Required action: Retype every entry below without any change.

Record excerpts:
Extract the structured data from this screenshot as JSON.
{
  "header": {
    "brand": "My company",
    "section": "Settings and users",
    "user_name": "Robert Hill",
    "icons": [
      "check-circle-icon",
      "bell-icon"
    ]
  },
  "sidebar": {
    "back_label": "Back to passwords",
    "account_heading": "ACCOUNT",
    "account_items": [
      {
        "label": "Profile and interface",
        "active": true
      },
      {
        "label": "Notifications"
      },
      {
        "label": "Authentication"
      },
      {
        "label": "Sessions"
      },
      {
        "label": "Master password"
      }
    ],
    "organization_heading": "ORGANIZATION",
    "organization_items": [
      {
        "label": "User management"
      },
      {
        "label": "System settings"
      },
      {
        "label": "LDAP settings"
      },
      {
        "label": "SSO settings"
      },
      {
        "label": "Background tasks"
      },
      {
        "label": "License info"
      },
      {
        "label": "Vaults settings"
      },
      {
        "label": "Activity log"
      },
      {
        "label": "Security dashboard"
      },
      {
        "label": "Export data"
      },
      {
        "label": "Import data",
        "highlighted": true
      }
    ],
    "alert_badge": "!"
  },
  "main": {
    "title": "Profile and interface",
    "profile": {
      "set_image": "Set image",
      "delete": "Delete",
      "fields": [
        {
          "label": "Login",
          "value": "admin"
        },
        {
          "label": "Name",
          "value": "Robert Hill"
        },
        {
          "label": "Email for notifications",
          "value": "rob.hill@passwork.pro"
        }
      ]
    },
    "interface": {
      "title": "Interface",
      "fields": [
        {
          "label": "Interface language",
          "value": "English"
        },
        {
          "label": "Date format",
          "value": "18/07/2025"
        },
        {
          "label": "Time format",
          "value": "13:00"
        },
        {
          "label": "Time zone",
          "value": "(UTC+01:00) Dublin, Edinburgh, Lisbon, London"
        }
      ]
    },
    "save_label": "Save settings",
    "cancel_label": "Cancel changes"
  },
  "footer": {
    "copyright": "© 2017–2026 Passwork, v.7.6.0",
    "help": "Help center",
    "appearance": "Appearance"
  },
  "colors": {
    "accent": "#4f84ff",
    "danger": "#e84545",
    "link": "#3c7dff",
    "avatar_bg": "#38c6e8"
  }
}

Response for this exercise:
Extract the structured data from this screenshot as JSON.
{
  "header": {
    "brand": "My company",
    "section": "Settings and users",
    "user_name": "Robert Hill",
    "icons": [
      "check-circle-icon",
      "bell-icon"
    ]
  },
  "sidebar": {
    "back_label": "Back to passwords",
    "account_heading": "ACCOUNT",
    "account_items": [
      {
        "label": "Profile and interface",
        "active": true
      },
      {
        "label": "Notifications"
      },
      {
        "label": "Authentication"
      },
      {
        "label": "Sessions"
      },
      {
        "label": "Master password"
      }
    ],
    "organization_heading": "ORGANIZATION",
    "organization_items": [
      {
        "label": "User management"
      },
      {
        "label": "System settings"
      },
      {
        "label": "LDAP settings"
      },
      {
        "label": "SSO settings"
      },
      {
        "label": "Background tasks"
      },
      {
        "label": "License info"
      },
      {
        "label": "Vaults settings"
      },
      {
        "label": "Activity log"
      },
      {
        "label": "Security dashboard"
      },
      {
        "label": "Export data"
      },
      {
        "label": "Import data",
        "highlighted": true
      }
    ],
    "alert_badge": "!"
  },
  "main": {
    "title": "Profile and interface",
    "profile": {
      "set_image": "Set image",
      "delete": "Delete",
      "fields": [
        {
          "label": "Login",
          "value": "admin"
        },
        {
          "label": "Name",
          "value": "Robert Hill"
        },
        {
          "label": "Email for notifications",
          "value": "rob.hill@passwork.pro"
        }
      ]
    },
    "interface": {
      "title": "Interface",
      "fields": [
        {
          "label": "Interface language",
          "value": "English"
        },
        {
          "label": "Date format",
          "value": "18/07/2025"
        },
        {
          "label": "Time format",
          "value": "13:00"
        },
        {
          "label": "Time zone",
          "value": "(UTC+01:00) Dublin, Edinburgh, Lisbon, London"
        }
      ]
    },
    "save_label": "Save settings",
    "cancel_label": "Cancel changes"
  },
  "footer": {
    "copyright": "© 2017–2026 Passwork, v.7.6.0",
    "help": "Help center",
    "appearance": "Appearance"
  },
  "colors": {
    "accent": "#4f84ff",
    "danger": "#e84545",
    "link": "#3c7dff",
    "avatar_bg": "#38c6e8"
  }
}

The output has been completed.